START Supplied entries
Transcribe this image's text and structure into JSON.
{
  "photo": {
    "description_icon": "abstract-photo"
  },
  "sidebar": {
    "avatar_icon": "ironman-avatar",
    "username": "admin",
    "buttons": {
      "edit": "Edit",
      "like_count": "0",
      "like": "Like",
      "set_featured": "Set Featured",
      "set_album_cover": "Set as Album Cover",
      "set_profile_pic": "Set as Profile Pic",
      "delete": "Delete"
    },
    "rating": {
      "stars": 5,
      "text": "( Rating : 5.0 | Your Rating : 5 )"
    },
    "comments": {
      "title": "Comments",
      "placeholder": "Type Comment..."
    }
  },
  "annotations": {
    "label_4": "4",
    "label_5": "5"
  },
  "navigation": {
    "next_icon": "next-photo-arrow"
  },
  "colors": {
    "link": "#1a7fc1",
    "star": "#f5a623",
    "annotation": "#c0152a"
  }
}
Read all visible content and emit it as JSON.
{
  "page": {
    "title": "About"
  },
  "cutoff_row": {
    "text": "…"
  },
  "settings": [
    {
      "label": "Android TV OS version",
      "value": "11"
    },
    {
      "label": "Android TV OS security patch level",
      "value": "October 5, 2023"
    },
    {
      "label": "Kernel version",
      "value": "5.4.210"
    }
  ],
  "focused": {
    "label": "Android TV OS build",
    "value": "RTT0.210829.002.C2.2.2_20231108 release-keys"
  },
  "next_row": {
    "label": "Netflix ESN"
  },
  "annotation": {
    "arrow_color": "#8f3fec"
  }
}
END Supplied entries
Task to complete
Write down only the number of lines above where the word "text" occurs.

Response to the exercise
3